analysis will allow the design of low cost tuners that just Review, pp. 4769, August 1987.
meet the necessary phasenoise requirements and hence en
sure satisfactory overall system performance. The most im [6] S. Weinstein and P. M. Ebert, “Data transmission by
frequencydivision multiplexing using the discrete fourier
portant factor for a fixed phasenoise model and total sys
transform,” IEEE Trans. Commun., vol. 19, pp. 628634, Qc
tem bandwidth governing the IC1 power is the number of tober 1971.
OFDM subcarriers. The ICI level increases as the number
of subcarriers increases, and will pose a serious problem if, [7] P. Hoeher, “TCM on frequencyselective landmobile fading
channels,” in Proc. Fifth Tirrenia International Workshop on
for instance, 8k subcarriers are used in conjunction with high
Communications ’92, pp. 317328, September 1992.
order modulation, such as multiresolution modulation [9].
Apart from ICI, a common phase error also results in [8] IS.Fazel, S.Kaiser, P. Robertson, and M. J . Ruf, “A concept of
a reconfignrable digitalTV/HDTV transmission scheme with
degradation of transmission quality, that becomes less severe
flexible channel coding & modulation for terrestrial broadcast
with an increasing number of subcarriers. To combat this
ing,” in Proc. International Workshop on. H D T V ’94,October
common phase error, we proposed a feedforward correction 1994.
scheme based on pilot cells, that is simple to implement and
very efficient as simulations have confirmed. [9] T. Cover, “Broadcast channels,” IEEE Trans. I T , vol. 18,
pp. 214, January 1972.

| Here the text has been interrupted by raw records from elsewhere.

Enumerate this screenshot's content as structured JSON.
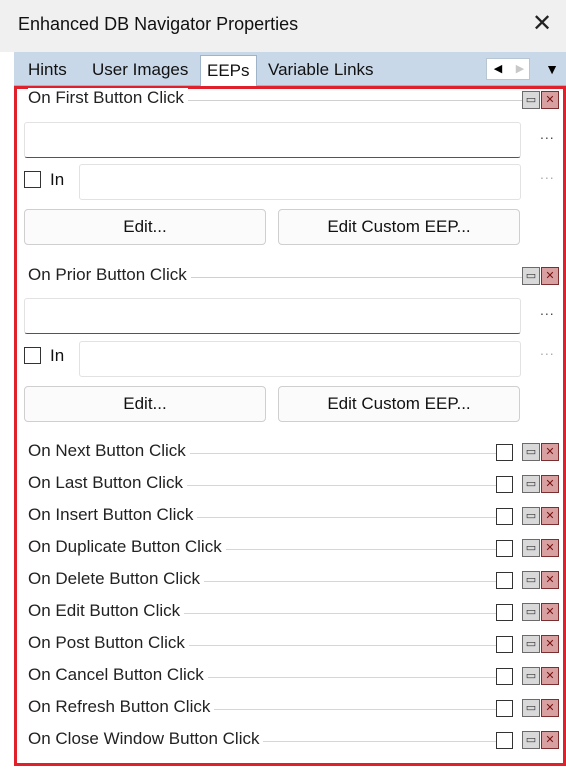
{
  "window": {
    "title": "Enhanced DB Navigator Properties",
    "close_glyph": "✕"
  },
  "tabs": [
    {
      "label": "Hints",
      "active": false
    },
    {
      "label": "User Images",
      "active": false
    },
    {
      "label": "EEPs",
      "active": true
    },
    {
      "label": "Variable Links",
      "active": false
    }
  ],
  "tab_scroll": {
    "left_glyph": "◀",
    "right_glyph": "▶",
    "menu_glyph": "▼"
  },
  "expanded_groups": [
    {
      "label": "On First Button Click",
      "value": "",
      "in_label": "In",
      "in_checked": false,
      "in_value": "",
      "ellipsis": "...",
      "edit_label": "Edit...",
      "edit_custom_label": "Edit Custom EEP..."
    },
    {
      "label": "On Prior Button Click",
      "value": "",
      "in_label": "In",
      "in_checked": false,
      "in_value": "",
      "ellipsis": "...",
      "edit_label": "Edit...",
      "edit_custom_label": "Edit Custom EEP..."
    }
  ],
  "collapsed_events": [
    {
      "label": "On Next Button Click"
    },
    {
      "label": "On Last Button Click"
    },
    {
      "label": "On Insert Button Click"
    },
    {
      "label": "On Duplicate Button Click"
    },
    {
      "label": "On Delete Button Click"
    },
    {
      "label": "On Edit Button Click"
    },
    {
      "label": "On Post Button Click"
    },
    {
      "label": "On Cancel Button Click"
    },
    {
      "label": "On Refresh Button Click"
    },
    {
      "label": "On Close Window Button Click"
    }
  ],
  "icons": {
    "collapse": "collapse-icon",
    "delete": "delete-x-icon"
  },
  "colors": {
    "highlight_border": "#e0202a",
    "tabbar_bg": "#c8d8e8"
  }
}
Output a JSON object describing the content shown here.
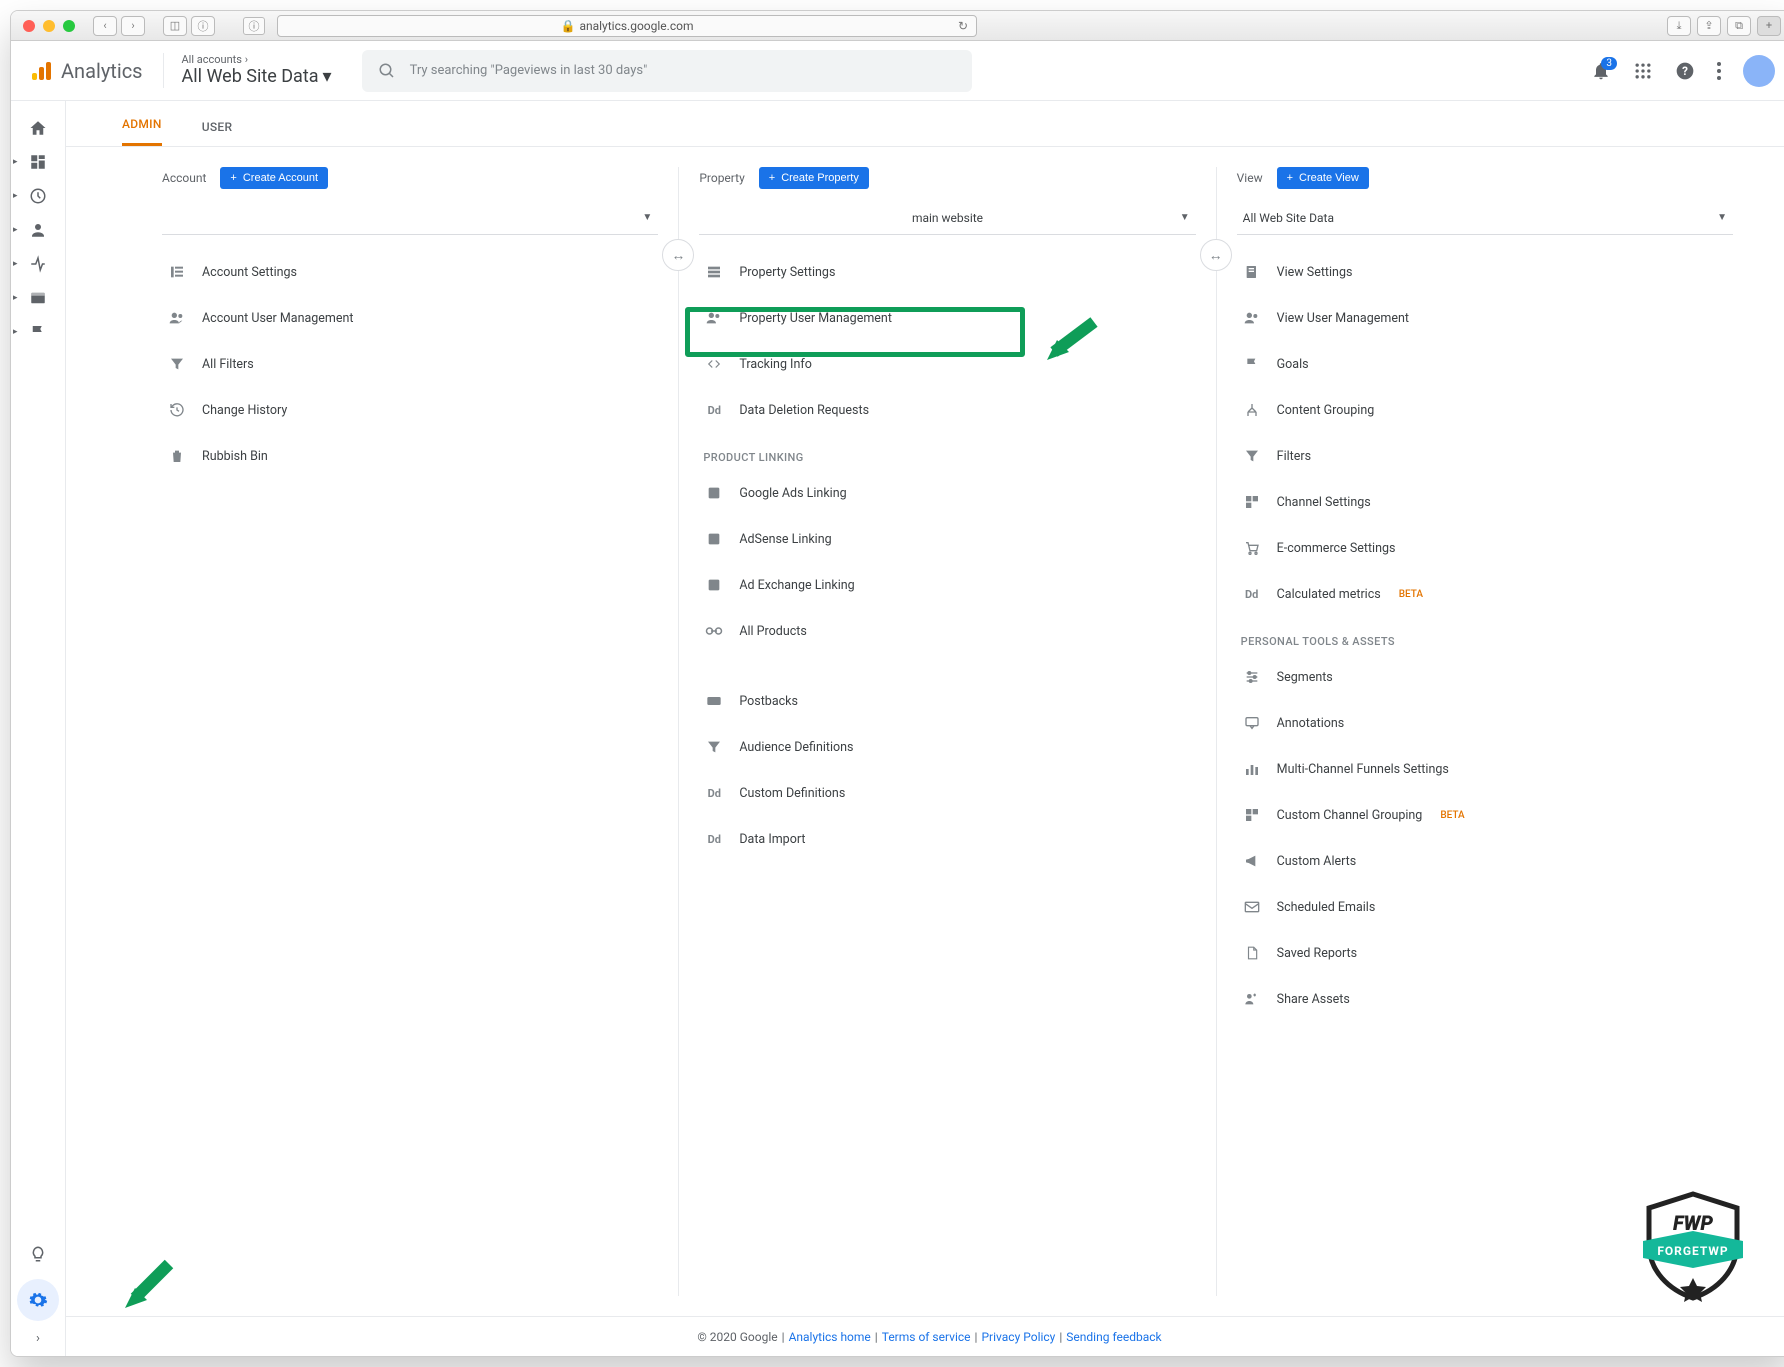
{
  "browser": {
    "url": "analytics.google.com",
    "info_glyph": "ⓘ",
    "lock_glyph": "🔒",
    "refresh_glyph": "↻"
  },
  "header": {
    "logo_text": "Analytics",
    "breadcrumb_top": "All accounts",
    "breadcrumb_main": "All Web Site Data",
    "search_placeholder": "Try searching \"Pageviews in last 30 days\"",
    "notif_count": "3"
  },
  "tabs": {
    "admin": "ADMIN",
    "user": "USER"
  },
  "columns": {
    "account": {
      "label": "Account",
      "create": "Create Account",
      "selector": "",
      "rows": [
        "Account Settings",
        "Account User Management",
        "All Filters",
        "Change History",
        "Rubbish Bin"
      ]
    },
    "property": {
      "label": "Property",
      "create": "Create Property",
      "selector": "main website",
      "rows": [
        "Property Settings",
        "Property User Management",
        "Tracking Info",
        "Data Deletion Requests"
      ],
      "section1": "PRODUCT LINKING",
      "rows2": [
        "Google Ads Linking",
        "AdSense Linking",
        "Ad Exchange Linking",
        "All Products"
      ],
      "rows3": [
        "Postbacks",
        "Audience Definitions",
        "Custom Definitions",
        "Data Import"
      ]
    },
    "view": {
      "label": "View",
      "create": "Create View",
      "selector": "All Web Site Data",
      "rows": [
        "View Settings",
        "View User Management",
        "Goals",
        "Content Grouping",
        "Filters",
        "Channel Settings",
        "E-commerce Settings"
      ],
      "calc_metrics_label": "Calculated metrics",
      "section1": "PERSONAL TOOLS & ASSETS",
      "rows2": [
        "Segments",
        "Annotations",
        "Multi-Channel Funnels Settings"
      ],
      "custom_channel_label": "Custom Channel Grouping",
      "rows3": [
        "Custom Alerts",
        "Scheduled Emails",
        "Saved Reports",
        "Share Assets"
      ],
      "beta": "BETA"
    }
  },
  "footer": {
    "copyright": "© 2020 Google",
    "links": [
      "Analytics home",
      "Terms of service",
      "Privacy Policy",
      "Sending feedback"
    ]
  },
  "watermark": {
    "text": "FORGETWP"
  }
}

Further work could be focussed on defining more refined
phasenoise models and their optimization with respect to
IC1 and tuner complexity.
1657